Five Facts About Hunger
July 14th, 2015
1 in 10 residents and 15% of all children in Bucks County are considered “food insecure.”
What are the real consequences of hunger? Here are 5 things you need to know:
1. Kids who are hungry have a harder time concentrating in school, and are more likely to get sick.
Kids can distracted by their hunger, making it hard to focus in school. That means they fall behind academically. They also get frequent headaches and stomach aches which can lead to missed days of school. The result? They end up significantly behind their peers – and that can have long-term effects.
2. Seniors who are hungry are more likely to experience heart attacks, depression, and asthma.
Food insecure seniors often have a hard time getting all the nutrients they need to remain healthy and strong. When there are gaps in their diets, it is easier for these seniors to develop chronic health conditions such as asthma and heart problems. By making nutritious food available through pantries and senior centers, seniors will face less health challenges based on their diet.
3. Pregnant women who experience food insecurity are more likely to experience birth complications than women who are food secure.
Poor pregnancy outcomes are more likely for food insecure women, including low birth weights and gestational diabetes. Additionally, babies born to food insecure parents are more likely to face developmental challenges, physically, mentally and emotionally.
4. People who have experienced recurring hunger in early childhood are more likely to have personality disorders and behavioral problems throughout their lives.
Research shows infants who suffered from hunger were more anxious, less sociable, and more hostile than those who were well-nourished throughout childhood, according to a study published in the Journal of Child Psychology and Psychiatry.
According to Time Magazine, hunger also seemed to stifle people’s sociability. Children who went hungry were three times more likely to have abnormally low scores for this trait in middle age. The same was true regarding the ability to reliably organize and follow through on plans.
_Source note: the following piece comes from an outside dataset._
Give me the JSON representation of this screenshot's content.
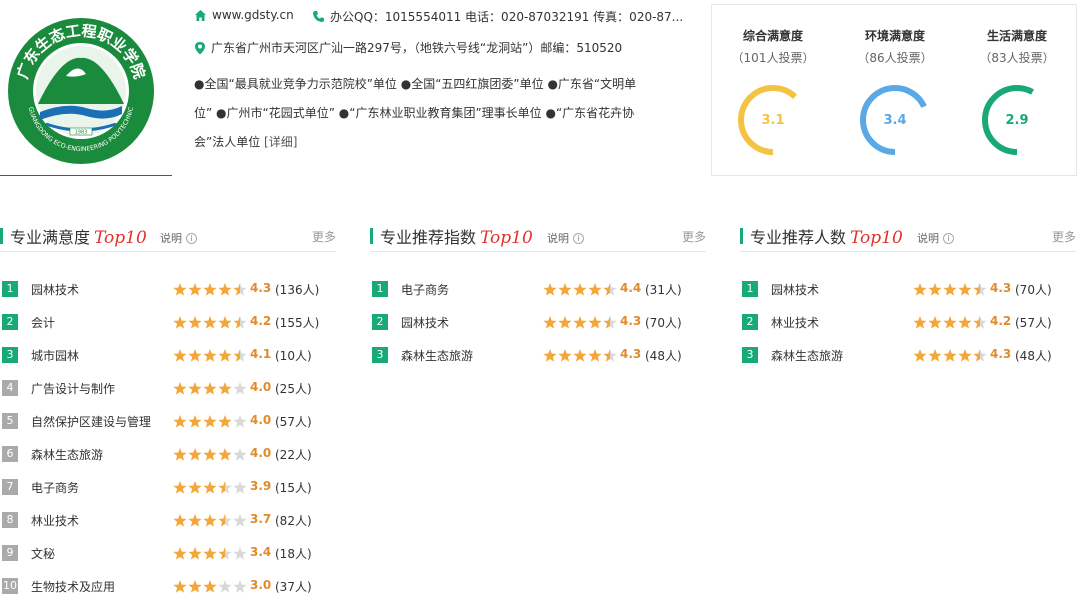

5. Food insecure people are often malnourished because nutritious, healthy foods are harder to obtain.
The cheapest, most accessible food is generally some of the least nutritious food out there. Highly processed snacks, fast foods, and nonperishable items tend to be high in sodium and fats and low in vitamins and minerals. For people who may be missing meals already, it’s important that they can access healthy foods like fresh produce and nutritious meals to fill in these gaps.
All these facts have one common thread: they are preventable, especially here in Bucks County. You can stop a tummy from grumbling in school. You can give an older resident a chance to get their health back on track. You can provide an expectant mother with the nutrition she needs to sustain her baby.
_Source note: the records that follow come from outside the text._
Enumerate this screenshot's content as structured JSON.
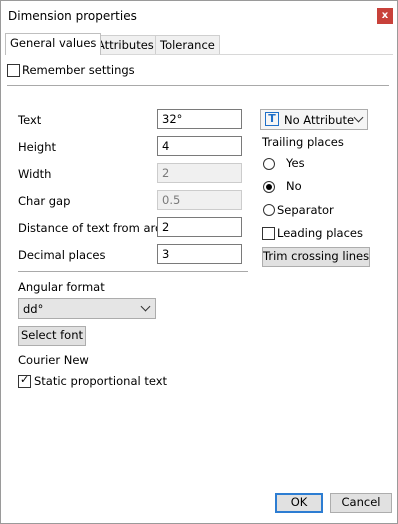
{
  "window": {
    "title": "Dimension properties",
    "close_glyph": "x"
  },
  "tabs": [
    {
      "label": "General values",
      "active": true
    },
    {
      "label": "Attributes",
      "active": false
    },
    {
      "label": "Tolerance",
      "active": false
    }
  ],
  "remember_settings": {
    "label": "Remember settings",
    "checked": false
  },
  "fields": {
    "text": {
      "label": "Text",
      "value": "32°"
    },
    "height": {
      "label": "Height",
      "value": "4"
    },
    "width": {
      "label": "Width",
      "value": "2",
      "disabled": true
    },
    "char_gap": {
      "label": "Char gap",
      "value": "0.5",
      "disabled": true
    },
    "distance": {
      "label": "Distance of text from arc",
      "value": "2"
    },
    "decimal_places": {
      "label": "Decimal places",
      "value": "3"
    }
  },
  "attribute_dropdown": {
    "icon": "text-T-icon",
    "value": "No Attribute"
  },
  "trailing_places": {
    "label": "Trailing places",
    "options": [
      {
        "label": "Yes",
        "selected": false
      },
      {
        "label": "No",
        "selected": true
      },
      {
        "label": "Separator",
        "selected": false
      }
    ]
  },
  "leading_places": {
    "label": "Leading places",
    "checked": false
  },
  "trim_button": "Trim crossing lines",
  "angular_format": {
    "label": "Angular format",
    "value": "dd°"
  },
  "select_font_button": "Select font",
  "font_name": "Courier New",
  "static_proportional": {
    "label": "Static proportional text",
    "checked": true
  },
  "buttons": {
    "ok": "OK",
    "cancel": "Cancel"
  },
  "colors": {
    "close_button": "#c8413a",
    "ok_border": "#2d7dd2",
    "text_icon": "#1e6fc8"
  }
}
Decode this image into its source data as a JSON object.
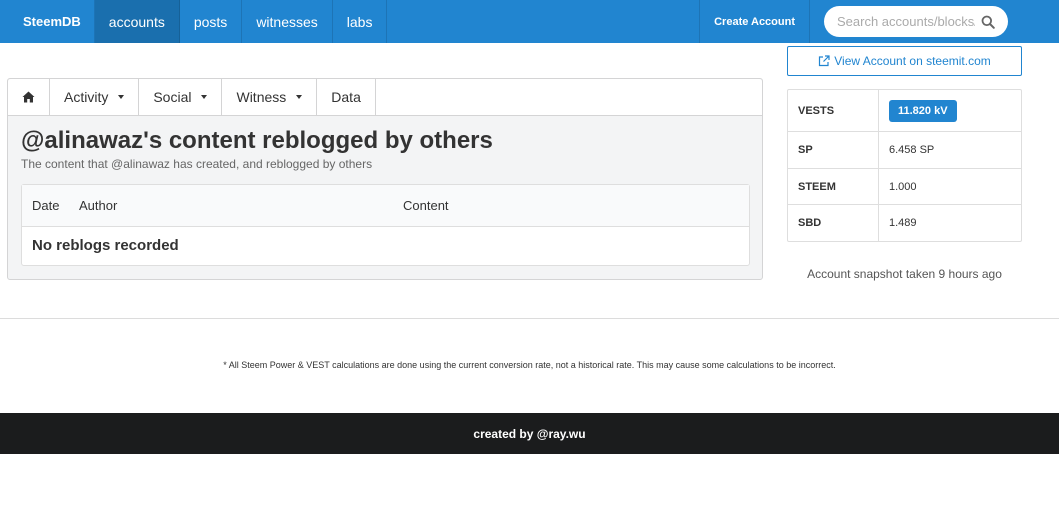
{
  "navbar": {
    "brand": "SteemDB",
    "items": [
      {
        "label": "accounts",
        "active": true
      },
      {
        "label": "posts",
        "active": false
      },
      {
        "label": "witnesses",
        "active": false
      },
      {
        "label": "labs",
        "active": false
      }
    ],
    "create_account": "Create Account",
    "search_placeholder": "Search accounts/blocks/tx",
    "search_icon": "search-icon"
  },
  "tabs": {
    "home_icon": "home-icon",
    "items": [
      "Activity",
      "Social",
      "Witness",
      "Data"
    ]
  },
  "main": {
    "title": "@alinawaz's content reblogged by others",
    "subtitle": "The content that @alinawaz has created, and reblogged by others",
    "table": {
      "columns": [
        "Date",
        "Author",
        "Content"
      ],
      "empty_message": "No reblogs recorded"
    }
  },
  "sidebar": {
    "view_account_label": "View Account on steemit.com",
    "stats": [
      {
        "key": "VESTS",
        "value": "11.820 kV"
      },
      {
        "key": "SP",
        "value": "6.458 SP"
      },
      {
        "key": "STEEM",
        "value": "1.000"
      },
      {
        "key": "SBD",
        "value": "1.489"
      }
    ],
    "snapshot": "Account snapshot taken 9 hours ago"
  },
  "footer": {
    "disclaimer": "* All Steem Power & VEST calculations are done using the current conversion rate, not a historical rate. This may cause some calculations to be incorrect.",
    "credit": "created by @ray.wu"
  },
  "colors": {
    "primary": "#2185d0",
    "primary_active": "#1a6fae",
    "footer_bg": "#1b1c1d"
  }
}
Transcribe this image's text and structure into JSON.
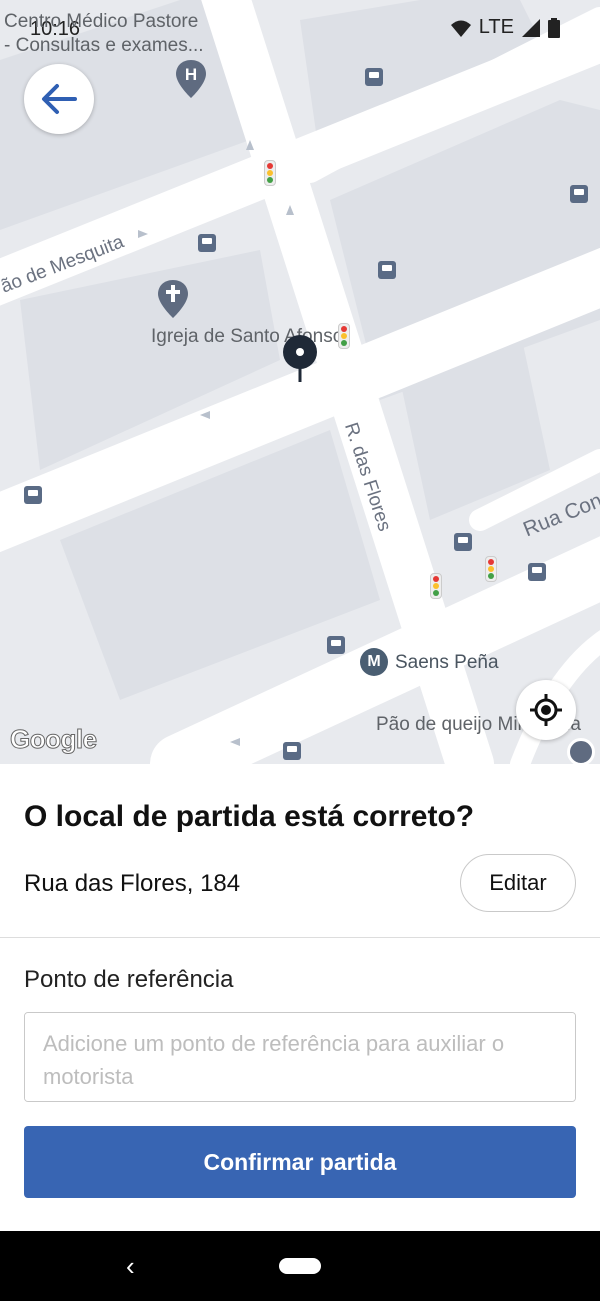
{
  "status_bar": {
    "time": "10:16",
    "network": "LTE",
    "icons": [
      "wifi-icon",
      "signal-icon",
      "battery-icon"
    ]
  },
  "map": {
    "poi_hospital": "Centro Médico Pastore\n- Consultas e exames...",
    "poi_church": "Igreja de Santo Afonso",
    "street_mesquita": "ão de Mesquita",
    "street_flores": "R. das Flores",
    "street_cond": "Rua Cond",
    "poi_metro": "Saens Peña",
    "poi_bakery": "Pão de queijo Mineiraria",
    "google": "Google"
  },
  "sheet": {
    "question": "O local de partida está correto?",
    "address": "Rua das Flores, 184",
    "edit_label": "Editar",
    "reference_label": "Ponto de referência",
    "reference_placeholder": "Adicione um ponto de referência para auxiliar o motorista",
    "confirm_label": "Confirmar partida"
  },
  "colors": {
    "accent": "#3865b3",
    "map_bg": "#e8eaee",
    "road": "#ffffff"
  }
}
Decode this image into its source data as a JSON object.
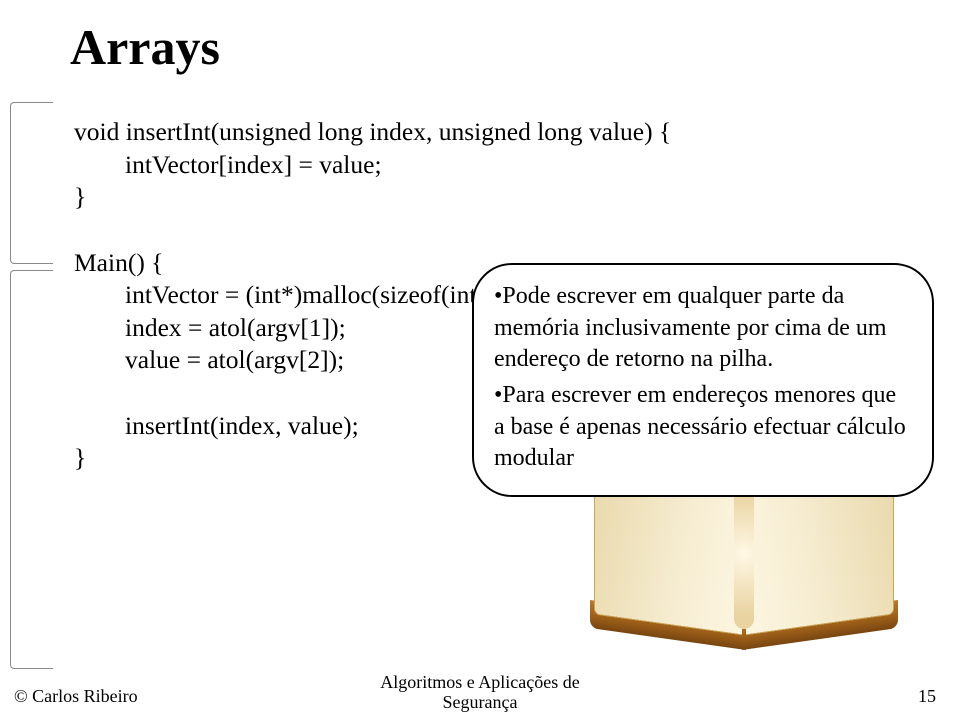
{
  "title": "Arrays",
  "code": {
    "l1": "void insertInt(unsigned long index, unsigned long value) {",
    "l2": "        intVector[index] = value;",
    "l3": "}",
    "l4": "",
    "l5": "Main() {",
    "l6": "        intVector = (int*)malloc(sizeof(int)*0xffff);",
    "l7": "        index = atol(argv[1]);",
    "l8": "        value = atol(argv[2]);",
    "l9": "",
    "l10": "        insertInt(index, value);",
    "l11": "}"
  },
  "callout": {
    "p1": "•Pode escrever em qualquer parte da memória inclusivamente por cima de um endereço de retorno na pilha.",
    "p2": "•Para escrever em endereços menores que a base é apenas necessário efectuar cálculo modular"
  },
  "footer": {
    "left": "© Carlos Ribeiro",
    "center": "Algoritmos e Aplicações de\nSegurança",
    "right": "15"
  }
}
Donate to Bucks Knocks Out Hunger and tackle these concerns right here in our backyard. $5 can provide 20 nutrient-dense meals or 10 pounds of fresh, local produce to pantries.
To give, visit www.uwbucks.org/BKOHunger, mail a check made out to United Way of Bucks County (memo line: BKO Hunger) to 413 Hood Blvd, Fairless Hills PA 19030, or call 215.949.1660 to give by credit card over the phone.